As I pull into the busy parking lot, painted yellow from the glare of the sun off the short school buses, I pause and exhale deeply. I don’t want to be here. I don’t want to be at this school. I don’t want to be a special needs parent. I don’t want any of this.
A deep sense of sorrow overwhelms me, but I can’t indulge its grips. The kids filling up my white mini-van need to be shuttled off to their schools…no time for tears. Faking a smile, I swallow the pain welling up within me.
“There is work to be done.” I motivate myself as I park in one of the few visitor parking spots. The single stroller feels so heavy today as I pull it from the back of my dirty van. Everything feels heavy. My heart. My kids. My life. Autism.

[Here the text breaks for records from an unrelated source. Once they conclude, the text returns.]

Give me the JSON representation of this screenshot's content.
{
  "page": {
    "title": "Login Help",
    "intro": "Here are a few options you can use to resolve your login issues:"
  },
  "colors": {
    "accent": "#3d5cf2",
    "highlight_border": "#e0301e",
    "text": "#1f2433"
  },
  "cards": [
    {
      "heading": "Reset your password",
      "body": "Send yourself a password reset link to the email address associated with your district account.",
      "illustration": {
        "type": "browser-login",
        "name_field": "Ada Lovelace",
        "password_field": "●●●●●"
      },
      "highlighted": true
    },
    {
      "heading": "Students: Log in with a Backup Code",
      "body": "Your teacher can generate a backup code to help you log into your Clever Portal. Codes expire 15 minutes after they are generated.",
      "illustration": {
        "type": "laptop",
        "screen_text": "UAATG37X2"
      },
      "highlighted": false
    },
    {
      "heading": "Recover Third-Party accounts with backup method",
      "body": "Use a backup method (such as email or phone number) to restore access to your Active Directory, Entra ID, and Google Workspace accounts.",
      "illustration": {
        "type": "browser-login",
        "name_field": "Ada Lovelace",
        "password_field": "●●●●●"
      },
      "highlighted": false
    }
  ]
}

Every day feels like a marathon, but I only feel capable of the first mile. Again: “No time for pity. Kids. School. Drop offs”. The baby’s engaging smile reminds me that I have 4 little blessings with me. My spirits are somewhat lifted, but I cannot shake this pain overwhelming me. I look around at all the other parents who are probably feeling this way or have at one point in their life. I feel even more desperate and now sorry for everyone around me.
“Hold the stroller!” I gently command, quietly suppressing the flood of tears that are waiting to rush down my tired face. My older boys stand by the stroller while I get my 3 year old unbuckled from his car seat. Every drop off is a struggle for him. Usually his shoes have been removed on the trip to school. While putting them back on, I’m often met with protests and kicks that I can’t seem to dodge. He often kicks and hits his brothers as they exit the car, and don’t get me started on the walk up.
The parking lot is always bustling with parents consumed by life, schedules, therapies, and all things special needs. The bus drivers are in a rush to get to their next stop. It’s a gauntlet, especially when your 3 year old protests by lying in the middle of the street, covering his body in black dirt.
With 3 other small kids and cars whizzing by, I am always lost as to what to do when this happens. It’s just hard, and to make matters worse, my mom and husband say that they never have this problem when they drop him off. Maybe it’s too much with his brothers here, but I don’t have a choice.
Today is different though. His tiny hand voluntarily grabs the stroller. “Hold stroller.” He proudly announces. Just the utterance of these words brings pure joy to my face. For the first time ever, the five of us walk through the parking lot with ease. My 3 sons hold the stroller while remaining aware of the sidetracked drivers hurrying around us. This is a gift. We are doing this. I can do this. All our practicing and persistence are finally paying off!
When we arrive back to the car, my body collapses in the soft chair. I let myself breathe for a moment; then the floodgates open. I can no longer control the deluge of tears. I hide this breach of emotions from my 6 and 4 year old, because I can’t explain it: tears of pent up pain and frustration awkwardly intertwined with joy, relief, and thankfulness. It is going to be okay. He is going to be okay; WE are going to be okay.
I am happy and proud to say that most drop offs are now manageable. I sometimes get frustrated with his trepidation towards the whole process, but it has remained easier than those first few months. I still feel sorrow when I pull up to the school, but it is fleeting and very rare these days.
This special needs roller coaster we are sharing is hard and painful, but it is so often sprinkled and sometimes showered in joy! Relish the joyous moments, and know that you’re hard work will pay off.
The changes may seem marginal and not be how you envisioned them, but look closely at the small victories. They will add up in the long run, and you will have the pleasure of knowing that you helped your child slowly but surely achieve these goals, positively impacting the trajectory of their life.